Anonymous 2 said...

How does the expression go: Every man a pope? Well, I’m not ready to be pope. Perhaps others are.

The clergy abuse scandal is different and to raise it in this context is an example of red herring fallacy—the conduct in question not only represented a gross betrayal of an intimate and sacred trust but also criminal behavior. It’s not the same thing at all as argument over doctrine and discipline and who has authority to determine such matters.

I see nothing inappropriate in asking questions, seeking clarifications, and trying to determine the proper application of Catholic teaching as long as it is done with an attitude of submission to the magisterial authority of the hierarchy.

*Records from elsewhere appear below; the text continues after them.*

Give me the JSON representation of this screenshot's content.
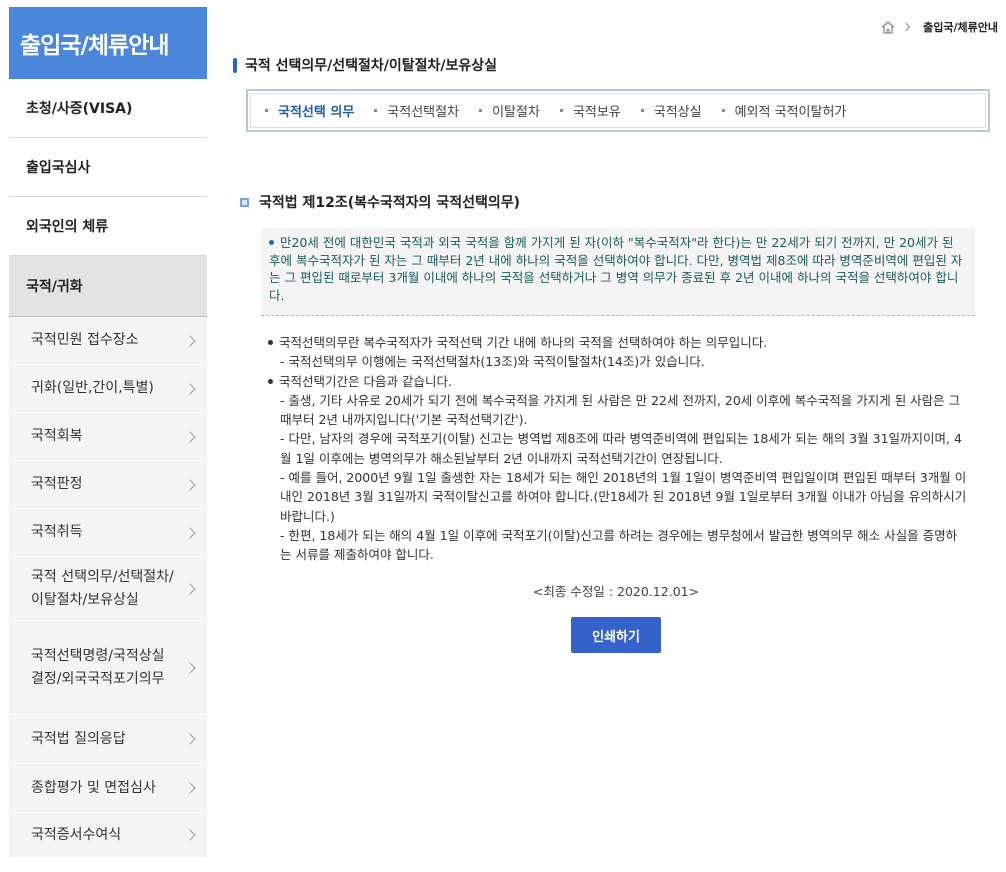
{
  "sidebar": {
    "heading": "출입국/체류안내",
    "top_items": [
      {
        "label": "초청/사증(VISA)"
      },
      {
        "label": "출입국심사"
      },
      {
        "label": "외국인의 체류"
      },
      {
        "label": "국적/귀화"
      }
    ],
    "sub_items": [
      {
        "label": "국적민원 접수장소"
      },
      {
        "label": "귀화(일반,간이,특별)"
      },
      {
        "label": "국적회복"
      },
      {
        "label": "국적판정"
      },
      {
        "label": "국적취득"
      },
      {
        "label": "국적 선택의무/선택절차/이탈절차/보유상실"
      },
      {
        "label": "국적선택명령/국적상실결정/외국국적포기의무"
      },
      {
        "label": "국적법 질의응답"
      },
      {
        "label": "종합평가 및 면접심사"
      },
      {
        "label": "국적증서수여식"
      }
    ]
  },
  "breadcrumb": {
    "home_icon": "home-icon",
    "current": "출입국/체류안내"
  },
  "page": {
    "title": "국적 선택의무/선택절차/이탈절차/보유상실",
    "tabs": [
      {
        "label": "국적선택 의무",
        "active": true
      },
      {
        "label": "국적선택절차"
      },
      {
        "label": "이탈절차"
      },
      {
        "label": "국적보유"
      },
      {
        "label": "국적상실"
      },
      {
        "label": "예외적 국적이탈허가"
      }
    ],
    "section_title": "국적법 제12조(복수국적자의 국적선택의무)",
    "notice": "만20세 전에 대한민국 국적과 외국 국적을 함께 가지게 된 자(이하 \"복수국적자\"라 한다)는 만 22세가 되기 전까지, 만 20세가 된 후에 복수국적자가 된 자는 그 때부터 2년 내에 하나의 국적을 선택하여야 합니다. 다만, 병역법 제8조에 따라 병역준비역에 편입된 자는 그 편입된 때로부터 3개월 이내에 하나의 국적을 선택하거나 그 병역 의무가 종료된 후 2년 이내에 하나의 국적을 선택하여야 합니다.",
    "body": [
      {
        "bullet": "국적선택의무란 복수국적자가 국적선택 기간 내에 하나의 국적을 선택하여야 하는 의무입니다.",
        "lines": [
          "- 국적선택의무 이행에는 국적선택절차(13조)와 국적이탈절차(14조)가 있습니다."
        ]
      },
      {
        "bullet": "국적선택기간은 다음과 같습니다.",
        "lines": [
          "- 출생, 기타 사유로 20세가 되기 전에 복수국적을 가지게 된 사람은 만 22세 전까지, 20세 이후에 복수국적을 가지게 된 사람은 그 때부터 2년 내까지입니다('기본 국적선택기간').",
          "- 다만, 남자의 경우에 국적포기(이탈) 신고는 병역법 제8조에 따라 병역준비역에 편입되는 18세가 되는 해의 3월 31일까지이며, 4월 1일 이후에는 병역의무가 해소된날부터 2년 이내까지 국적선택기간이 연장됩니다.",
          "- 예를 들어, 2000년 9월 1일 출생한 자는 18세가 되는 해인 2018년의 1월 1일이 병역준비역 편입일이며 편입된 때부터 3개월 이내인 2018년 3월 31일까지 국적이탈신고를 하여야 합니다.(만18세가 된 2018년 9월 1일로부터 3개월 이내가 아님을 유의하시기 바랍니다.)",
          "- 한편, 18세가 되는 해의 4월 1일 이후에 국적포기(이탈)신고를 하려는 경우에는 병무청에서 발급한 병역의무 해소 사실을 증명하는 서류를 제출하여야 합니다."
        ]
      }
    ],
    "last_modified": "<최종 수정일 : 2020.12.01>",
    "print_label": "인쇄하기"
  },
  "colors": {
    "accent": "#4a86d9",
    "button": "#3562c9",
    "active_tab": "#1f5faa",
    "notice_text": "#1b5c5c"
  }
}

But who are we to seek to compel those with such authority to be “doctrinally correct” during the process of deliberation, especially as the outcome of the process is unknown?

But that’s just my personal opinion, although Cletus and Jus seem to tend somewhat in this direction too. Clearly others have a different opinion.

Marc said...

Anonymous 2, what you're missing is that the outcome of the process cannot be unknown since we are dealing here with the unchangeable doctrine of the Church rooted in the very words of Christ. Since these things aren't up for discussion, the fact that they are being discussed is the problem. The discussion indicates that these churchmen believe they can change the doctrine or change the practice, which both amount to the same thing.

If this were a discussion about predestination and predeliction, for example, there could be reasonable debate within certain bounds since there is a legitimate difference in the schools of thought on this issue and it hasn't been defined exactly. That is the sort of thing about which discussion can be had.